Today, architects are designing buildings to promote physical health and also to facilitate the mental health of its residents. Engaging residents in the design process gives a personal investment in their community and increased agency and self-worth. Simple design approaches, like promoting natural light in units and creating spaces for residents to exercise and interact and socialize staves off depression and isolation.

Energy assessments and commissioning robust operations and maintenance plans can identify systems that may not be performing optimally that can save dollars in the operating budget but can also promote resident health (e.g., indoor air quality can be dramatically improved with proper air filters and identifying water leaks can mitigate the onset of mold).

Our recent October 8 Town Hall cited several case examples where the greenest HVAC system option under-consideration also had the lowest life-cycle cost. Where incremental investments are necessary to promote greener, sustainable housing there are a wealth of new resources available thanks to leaders like the National Housing Trust and its partners in the Energy Efficiency for All Initiative that have collectively advocated for the creation of $3 billion in affordable housing resources from utilities around the country.

Healthy housing is important in normal times and critical when our public health is under attack from a global pandemic. Green housing is by definition healthy housing and should be front of mind as we respond to this pandemic. It is also more resilient, which will make us better prepare for the next global catastrophe, including climate change and extreme weather events. Furthermore, it also contributes to greater equity in our society and environmental justice. For these reasons and more, we should all revisit and reinvest in greening our businesses and our portfolios – it is practicable, increases the value of our financial investments and it’s just the plain right thing to do for our residents, our employees and our society.

Thom joined National Housing & Rehabilitation Association (NH&RA) in 2004 and currently serves as its as Executive Vice-President and Executive Director. NH&RA is a national trade association and peer-network for affordable housing and tax credit developers and related professionals including: investors, lenders, public agencies and professional advisers. Thom directs the association’s day-to-day operations including legislative and regulatory advocacy, committee activities, conferences and events, publications, financial management and strategic planning. Thom also serves as the Executive Director of the Tennessee Developers Council, a state-wide trade association for affordable housing developers and professionals active in Tennessee. In 2013 he spearheaded the launch of NH&RA's Preservation through Energy Efficiency Project, a major educational initiative supported by the John D. and Catherine T. MacArthur Foundation. Thom also serves on the Board of Directors for International Center for Appropriate & Sustainable Technology (iCAST) as well as the Advisory Board for its ResourceSmart program, a turn-key, cost-effective, green rehab provider for multifamily affordable and market-rate housing communities and nonprofit facilities.

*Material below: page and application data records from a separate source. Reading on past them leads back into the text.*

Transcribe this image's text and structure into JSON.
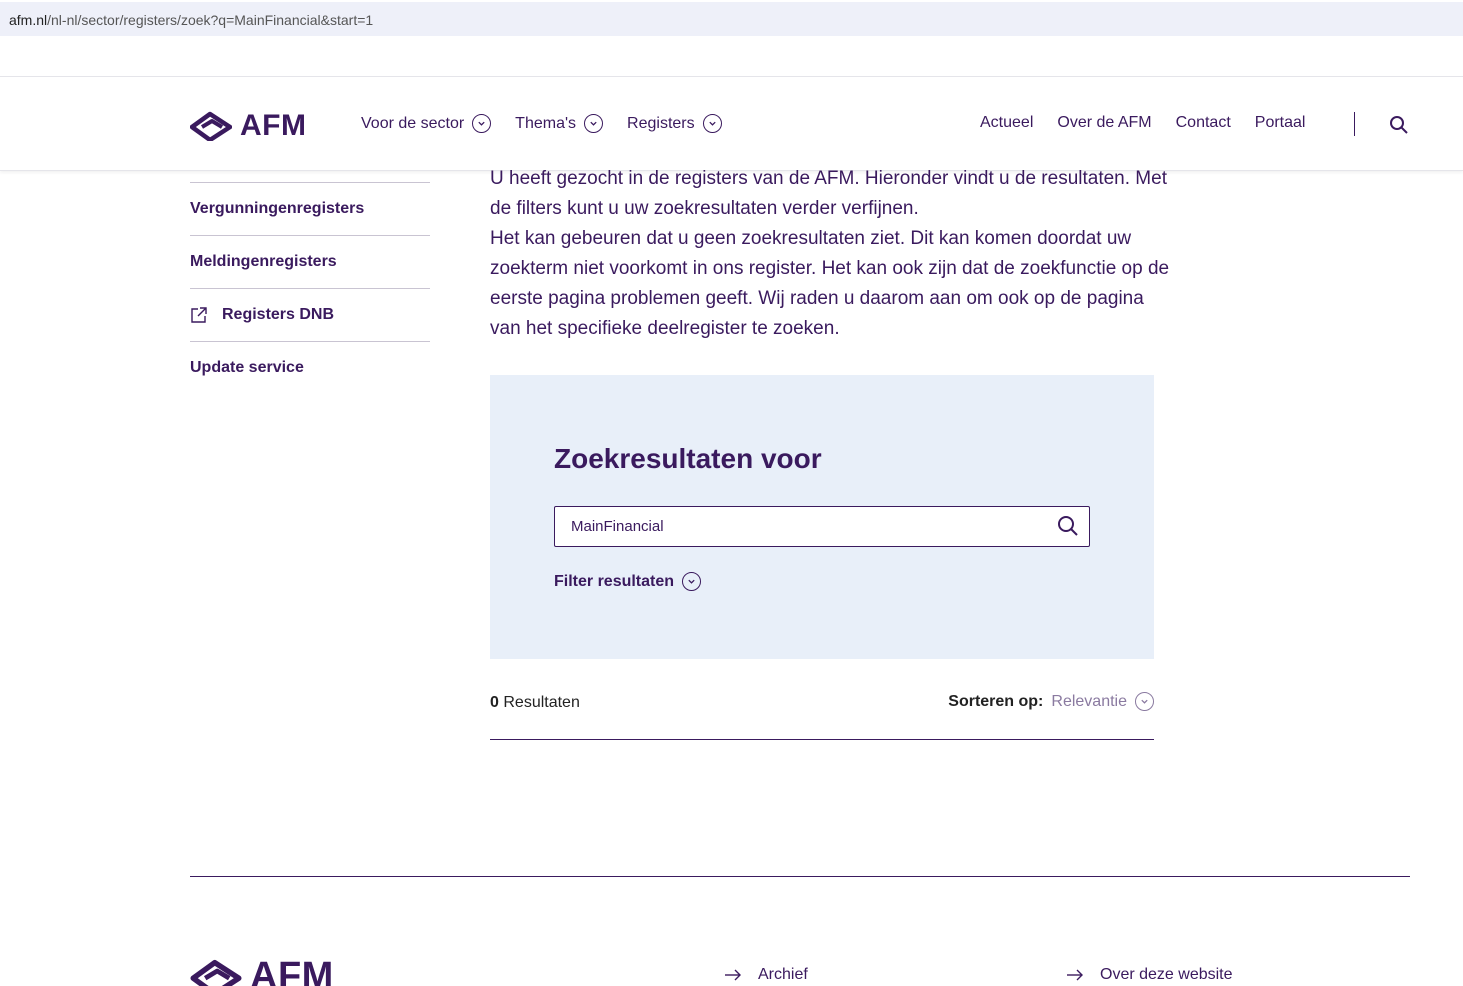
{
  "browser": {
    "url_host": "afm.nl",
    "url_path": "/nl-nl/sector/registers/zoek?q=MainFinancial&start=1"
  },
  "header": {
    "logo_text": "AFM",
    "nav_left": [
      {
        "label": "Voor de sector"
      },
      {
        "label": "Thema's"
      },
      {
        "label": "Registers"
      }
    ],
    "nav_right": [
      {
        "label": "Actueel"
      },
      {
        "label": "Over de AFM"
      },
      {
        "label": "Contact"
      },
      {
        "label": "Portaal"
      }
    ]
  },
  "sidebar": {
    "items": [
      {
        "label": "Vergunningenregisters"
      },
      {
        "label": "Meldingenregisters"
      },
      {
        "label": "Registers DNB",
        "icon": "external-link-icon"
      },
      {
        "label": "Update service"
      }
    ]
  },
  "intro": {
    "paragraph_1": "U heeft gezocht in de registers van de AFM. Hieronder vindt u de resultaten. Met de filters kunt u uw zoekresultaten verder verfijnen.",
    "paragraph_2": "Het kan gebeuren dat u geen zoekresultaten ziet. Dit kan komen doordat uw zoekterm niet voorkomt in ons register. Het kan ook zijn dat de zoekfunctie op de eerste pagina problemen geeft. Wij raden u daarom aan om ook op de pagina van het specifieke deelregister te zoeken."
  },
  "search": {
    "title": "Zoekresultaten voor",
    "query": "MainFinancial",
    "filter_label": "Filter resultaten"
  },
  "results": {
    "count": "0",
    "count_label": "Resultaten",
    "sort_label": "Sorteren op:",
    "sort_value": "Relevantie"
  },
  "footer": {
    "logo_text": "AFM",
    "links": [
      {
        "label": "Archief"
      },
      {
        "label": "Over deze website"
      }
    ]
  },
  "colors": {
    "brand_purple": "#3a1a5e",
    "panel_bg": "#e8eff9",
    "muted": "#8a7aa0"
  }
}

Thom is a frequent speaker at affordable housing, sustainable development and tax credit industry events and has been published in a variety of industry journals including Tax Credit Advisor, Independent Banker, and the Novogradac Journal of Tax Credit Housing. Thom also serves as the Associate Publisher of Tax Credit Advisor, a monthly magazine for tax credit and affordable housing professionals and is an Executive Vice-President at Dworbell Inc., a boutique association management and communications firm in Washington, DC. Thom was previously employed at a national lobbying firm focusing on financial services and technology issues. Prior to moving to Washington, Thom worked in media relations in the New York State Assembly and as a research assistant for New Hampshire Governor Jeanne Shaheen. Thom graduated Magna Cum Laude from Tufts University with a double major in Political Science and History.